Lost-time claim rates were down across all major industry sectors in the province, with the manufacturing, processing and packaging, and the mining and petroleum development sectors experiencing the biggest drops. The provincial lost-time claim rate for 2009 was 1.69 per 100 full-time jobs, down from 1.88 the previous year. Overall employment was down nearly eight per cent.
Alberta’s 2009 Workplace Health and Safety Data Analysis document has shown a downward trend in lost-time claim rate in Alberta, from 2.41 in 2005 to 1.69 in 2009.
Occupational fatalities were also down, from 166 in 2008 to 110 in 2009, the department said.
“We’ve made good progress reducing workplace injuries but we can still do better,” said Thomas Lukaszuk, Minister of Employment and Immigration. “Today is the National Day of Mourning, when we remember those workers who didn’t come home at the end of their shift. Behind the numbers being released today are thousands of Alberta families whose lives have been changed by a workplace incident.”
The disabling injury claim rate decreased to 3.09 per 100 full-time jobs in 2009, from 3.63 per 100 in 2008. This includes injured workers who cannot work their next shift (lost time) or have to be placed on modified work to accommodate their injuries.
The provincial fatality rate decreased by 28.5 per cent to 71 fatalities per million full-time jobs in 2009. Of 110 fatalities, 49 were occupational disease, 41 were workplace incidents and 20 were motor vehicle incidents.

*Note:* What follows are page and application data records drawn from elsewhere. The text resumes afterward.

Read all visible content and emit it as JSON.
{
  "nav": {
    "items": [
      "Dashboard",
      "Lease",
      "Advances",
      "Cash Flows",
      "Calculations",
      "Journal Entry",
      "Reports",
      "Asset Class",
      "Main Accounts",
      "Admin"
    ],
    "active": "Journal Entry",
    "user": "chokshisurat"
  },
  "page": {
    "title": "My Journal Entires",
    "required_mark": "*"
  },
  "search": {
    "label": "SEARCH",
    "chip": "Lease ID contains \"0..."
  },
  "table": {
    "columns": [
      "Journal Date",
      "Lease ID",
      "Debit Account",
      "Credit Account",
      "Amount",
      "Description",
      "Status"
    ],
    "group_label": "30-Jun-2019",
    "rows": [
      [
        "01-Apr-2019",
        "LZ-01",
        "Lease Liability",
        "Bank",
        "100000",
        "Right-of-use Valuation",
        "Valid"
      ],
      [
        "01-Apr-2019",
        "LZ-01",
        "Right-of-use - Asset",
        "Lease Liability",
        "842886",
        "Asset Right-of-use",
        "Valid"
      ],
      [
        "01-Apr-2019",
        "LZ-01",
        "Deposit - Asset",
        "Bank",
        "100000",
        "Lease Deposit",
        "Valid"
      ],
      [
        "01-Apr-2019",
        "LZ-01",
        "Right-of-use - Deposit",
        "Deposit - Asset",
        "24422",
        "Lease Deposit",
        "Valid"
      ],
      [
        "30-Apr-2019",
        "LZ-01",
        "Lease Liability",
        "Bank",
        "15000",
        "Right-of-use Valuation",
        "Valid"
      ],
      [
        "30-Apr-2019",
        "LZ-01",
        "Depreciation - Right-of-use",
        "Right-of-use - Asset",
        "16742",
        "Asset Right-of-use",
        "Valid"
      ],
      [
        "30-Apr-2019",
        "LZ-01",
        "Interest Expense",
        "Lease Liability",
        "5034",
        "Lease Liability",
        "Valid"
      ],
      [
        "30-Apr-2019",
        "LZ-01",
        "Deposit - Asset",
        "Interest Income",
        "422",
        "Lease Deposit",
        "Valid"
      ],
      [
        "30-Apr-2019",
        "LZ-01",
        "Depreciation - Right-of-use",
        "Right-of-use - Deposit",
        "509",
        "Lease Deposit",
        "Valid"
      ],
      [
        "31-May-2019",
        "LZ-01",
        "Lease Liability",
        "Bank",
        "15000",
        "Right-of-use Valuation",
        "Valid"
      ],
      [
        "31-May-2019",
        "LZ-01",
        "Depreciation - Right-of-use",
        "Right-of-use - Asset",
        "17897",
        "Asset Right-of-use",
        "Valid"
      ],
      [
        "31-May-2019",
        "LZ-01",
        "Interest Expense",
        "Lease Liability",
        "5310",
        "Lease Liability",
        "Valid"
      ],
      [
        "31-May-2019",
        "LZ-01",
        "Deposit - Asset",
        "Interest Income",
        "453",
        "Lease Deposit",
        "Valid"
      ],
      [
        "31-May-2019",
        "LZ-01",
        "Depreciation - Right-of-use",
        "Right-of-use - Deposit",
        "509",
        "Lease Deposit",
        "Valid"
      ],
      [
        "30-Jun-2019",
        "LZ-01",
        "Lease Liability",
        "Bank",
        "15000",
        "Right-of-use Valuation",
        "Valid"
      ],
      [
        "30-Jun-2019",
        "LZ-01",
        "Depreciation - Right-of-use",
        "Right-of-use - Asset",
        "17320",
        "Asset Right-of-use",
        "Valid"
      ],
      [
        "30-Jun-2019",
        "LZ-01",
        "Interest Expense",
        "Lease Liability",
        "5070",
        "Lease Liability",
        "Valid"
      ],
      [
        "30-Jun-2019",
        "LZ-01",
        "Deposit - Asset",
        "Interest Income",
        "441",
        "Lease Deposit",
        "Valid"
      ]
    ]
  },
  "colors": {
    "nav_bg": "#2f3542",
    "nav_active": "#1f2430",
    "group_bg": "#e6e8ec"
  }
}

To view updated statistics, please visit http://www.employment.alberta.ca/SFW/129.html.